── Records supplied
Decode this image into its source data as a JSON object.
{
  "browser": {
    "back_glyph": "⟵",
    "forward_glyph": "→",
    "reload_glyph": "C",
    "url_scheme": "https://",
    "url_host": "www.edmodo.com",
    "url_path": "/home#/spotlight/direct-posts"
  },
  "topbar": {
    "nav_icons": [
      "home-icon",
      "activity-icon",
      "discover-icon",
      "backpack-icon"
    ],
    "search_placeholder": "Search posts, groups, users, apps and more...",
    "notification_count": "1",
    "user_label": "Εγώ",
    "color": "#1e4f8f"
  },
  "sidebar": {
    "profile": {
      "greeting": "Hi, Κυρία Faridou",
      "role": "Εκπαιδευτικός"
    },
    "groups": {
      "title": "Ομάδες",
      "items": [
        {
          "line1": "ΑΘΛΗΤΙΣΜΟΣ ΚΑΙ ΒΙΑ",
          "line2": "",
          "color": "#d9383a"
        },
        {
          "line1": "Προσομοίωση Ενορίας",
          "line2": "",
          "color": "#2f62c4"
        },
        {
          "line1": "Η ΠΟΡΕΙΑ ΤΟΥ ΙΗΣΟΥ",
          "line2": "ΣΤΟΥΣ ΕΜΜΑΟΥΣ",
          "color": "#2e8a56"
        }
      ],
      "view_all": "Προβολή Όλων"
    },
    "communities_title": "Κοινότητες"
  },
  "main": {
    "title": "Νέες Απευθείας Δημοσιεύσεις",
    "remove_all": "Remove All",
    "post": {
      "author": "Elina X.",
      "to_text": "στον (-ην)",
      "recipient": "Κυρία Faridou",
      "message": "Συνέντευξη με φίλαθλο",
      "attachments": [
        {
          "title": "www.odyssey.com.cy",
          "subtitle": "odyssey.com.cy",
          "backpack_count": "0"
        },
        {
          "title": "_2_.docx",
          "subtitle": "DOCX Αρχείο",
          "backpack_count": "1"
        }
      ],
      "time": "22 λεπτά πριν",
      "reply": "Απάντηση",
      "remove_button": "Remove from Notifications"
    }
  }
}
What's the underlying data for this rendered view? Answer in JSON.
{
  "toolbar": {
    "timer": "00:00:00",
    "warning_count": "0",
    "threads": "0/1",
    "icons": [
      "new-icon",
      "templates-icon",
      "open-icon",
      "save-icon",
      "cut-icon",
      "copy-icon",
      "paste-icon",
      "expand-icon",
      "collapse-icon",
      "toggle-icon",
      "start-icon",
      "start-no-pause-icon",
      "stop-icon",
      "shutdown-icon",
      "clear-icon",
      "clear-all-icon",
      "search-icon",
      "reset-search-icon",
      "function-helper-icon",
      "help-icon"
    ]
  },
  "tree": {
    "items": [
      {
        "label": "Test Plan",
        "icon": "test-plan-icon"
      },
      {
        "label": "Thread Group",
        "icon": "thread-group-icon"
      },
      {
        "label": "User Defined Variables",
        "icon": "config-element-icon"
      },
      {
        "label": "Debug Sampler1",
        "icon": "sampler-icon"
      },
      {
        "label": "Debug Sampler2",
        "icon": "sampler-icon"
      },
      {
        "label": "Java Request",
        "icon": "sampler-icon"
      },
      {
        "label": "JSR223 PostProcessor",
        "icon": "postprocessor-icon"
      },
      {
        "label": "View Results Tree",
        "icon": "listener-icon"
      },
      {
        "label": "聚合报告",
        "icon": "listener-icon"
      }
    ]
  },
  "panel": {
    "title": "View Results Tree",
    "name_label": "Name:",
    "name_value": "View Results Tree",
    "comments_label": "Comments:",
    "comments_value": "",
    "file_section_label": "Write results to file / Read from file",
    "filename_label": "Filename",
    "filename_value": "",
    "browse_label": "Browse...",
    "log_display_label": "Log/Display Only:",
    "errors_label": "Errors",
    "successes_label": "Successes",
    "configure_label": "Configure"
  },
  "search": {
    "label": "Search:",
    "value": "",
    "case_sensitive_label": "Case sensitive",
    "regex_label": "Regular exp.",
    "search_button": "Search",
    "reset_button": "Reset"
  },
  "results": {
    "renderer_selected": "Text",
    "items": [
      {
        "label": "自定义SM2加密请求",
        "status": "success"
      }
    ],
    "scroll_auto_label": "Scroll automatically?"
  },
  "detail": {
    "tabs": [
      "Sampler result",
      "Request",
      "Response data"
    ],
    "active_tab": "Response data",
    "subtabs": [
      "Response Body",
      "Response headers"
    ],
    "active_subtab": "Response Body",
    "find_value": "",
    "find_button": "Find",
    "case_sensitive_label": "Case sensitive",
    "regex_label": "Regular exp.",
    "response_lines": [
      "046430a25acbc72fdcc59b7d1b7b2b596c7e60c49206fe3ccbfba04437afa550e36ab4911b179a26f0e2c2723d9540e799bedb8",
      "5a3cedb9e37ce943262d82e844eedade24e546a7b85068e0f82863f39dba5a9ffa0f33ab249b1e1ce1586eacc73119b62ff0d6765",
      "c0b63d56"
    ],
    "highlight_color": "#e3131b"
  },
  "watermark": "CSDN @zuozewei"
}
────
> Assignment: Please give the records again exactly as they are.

> Solution to the problem:
Decode this image into its source data as a JSON object.
{
  "browser": {
    "back_glyph": "⟵",
    "forward_glyph": "→",
    "reload_glyph": "C",
    "url_scheme": "https://",
    "url_host": "www.edmodo.com",
    "url_path": "/home#/spotlight/direct-posts"
  },
  "topbar": {
    "nav_icons": [
      "home-icon",
      "activity-icon",
      "discover-icon",
      "backpack-icon"
    ],
    "search_placeholder": "Search posts, groups, users, apps and more...",
    "notification_count": "1",
    "user_label": "Εγώ",
    "color": "#1e4f8f"
  },
  "sidebar": {
    "profile": {
      "greeting": "Hi, Κυρία Faridou",
      "role": "Εκπαιδευτικός"
    },
    "groups": {
      "title": "Ομάδες",
      "items": [
        {
          "line1": "ΑΘΛΗΤΙΣΜΟΣ ΚΑΙ ΒΙΑ",
          "line2": "",
          "color": "#d9383a"
        },
        {
          "line1": "Προσομοίωση Ενορίας",
          "line2": "",
          "color": "#2f62c4"
        },
        {
          "line1": "Η ΠΟΡΕΙΑ ΤΟΥ ΙΗΣΟΥ",
          "line2": "ΣΤΟΥΣ ΕΜΜΑΟΥΣ",
          "color": "#2e8a56"
        }
      ],
      "view_all": "Προβολή Όλων"
    },
    "communities_title": "Κοινότητες"
  },
  "main": {
    "title": "Νέες Απευθείας Δημοσιεύσεις",
    "remove_all": "Remove All",
    "post": {
      "author": "Elina X.",
      "to_text": "στον (-ην)",
      "recipient": "Κυρία Faridou",
      "message": "Συνέντευξη με φίλαθλο",
      "attachments": [
        {
          "title": "www.odyssey.com.cy",
          "subtitle": "odyssey.com.cy",
          "backpack_count": "0"
        },
        {
          "title": "_2_.docx",
          "subtitle": "DOCX Αρχείο",
          "backpack_count": "1"
        }
      ],
      "time": "22 λεπτά πριν",
      "reply": "Απάντηση",
      "remove_button": "Remove from Notifications"
    }
  }
}
What's the underlying data for this rendered view? Answer in JSON.
{
  "toolbar": {
    "timer": "00:00:00",
    "warning_count": "0",
    "threads": "0/1",
    "icons": [
      "new-icon",
      "templates-icon",
      "open-icon",
      "save-icon",
      "cut-icon",
      "copy-icon",
      "paste-icon",
      "expand-icon",
      "collapse-icon",
      "toggle-icon",
      "start-icon",
      "start-no-pause-icon",
      "stop-icon",
      "shutdown-icon",
      "clear-icon",
      "clear-all-icon",
      "search-icon",
      "reset-search-icon",
      "function-helper-icon",
      "help-icon"
    ]
  },
  "tree": {
    "items": [
      {
        "label": "Test Plan",
        "icon": "test-plan-icon"
      },
      {
        "label": "Thread Group",
        "icon": "thread-group-icon"
      },
      {
        "label": "User Defined Variables",
        "icon": "config-element-icon"
      },
      {
        "label": "Debug Sampler1",
        "icon": "sampler-icon"
      },
      {
        "label": "Debug Sampler2",
        "icon": "sampler-icon"
      },
      {
        "label": "Java Request",
        "icon": "sampler-icon"
      },
      {
        "label": "JSR223 PostProcessor",
        "icon": "postprocessor-icon"
      },
      {
        "label": "View Results Tree",
        "icon": "listener-icon"
      },
      {
        "label": "聚合报告",
        "icon": "listener-icon"
      }
    ]
  },
  "panel": {
    "title": "View Results Tree",
    "name_label": "Name:",
    "name_value": "View Results Tree",
    "comments_label": "Comments:",
    "comments_value": "",
    "file_section_label": "Write results to file / Read from file",
    "filename_label": "Filename",
    "filename_value": "",
    "browse_label": "Browse...",
    "log_display_label": "Log/Display Only:",
    "errors_label": "Errors",
    "successes_label": "Successes",
    "configure_label": "Configure"
  },
  "search": {
    "label": "Search:",
    "value": "",
    "case_sensitive_label": "Case sensitive",
    "regex_label": "Regular exp.",
    "search_button": "Search",
    "reset_button": "Reset"
  },
  "results": {
    "renderer_selected": "Text",
    "items": [
      {
        "label": "自定义SM2加密请求",
        "status": "success"
      }
    ],
    "scroll_auto_label": "Scroll automatically?"
  },
  "detail": {
    "tabs": [
      "Sampler result",
      "Request",
      "Response data"
    ],
    "active_tab": "Response data",
    "subtabs": [
      "Response Body",
      "Response headers"
    ],
    "active_subtab": "Response Body",
    "find_value": "",
    "find_button": "Find",
    "case_sensitive_label": "Case sensitive",
    "regex_label": "Regular exp.",
    "response_lines": [
      "046430a25acbc72fdcc59b7d1b7b2b596c7e60c49206fe3ccbfba04437afa550e36ab4911b179a26f0e2c2723d9540e799bedb8",
      "5a3cedb9e37ce943262d82e844eedade24e546a7b85068e0f82863f39dba5a9ffa0f33ab249b1e1ce1586eacc73119b62ff0d6765",
      "c0b63d56"
    ],
    "highlight_color": "#e3131b"
  },
  "watermark": "CSDN @zuozewei"
}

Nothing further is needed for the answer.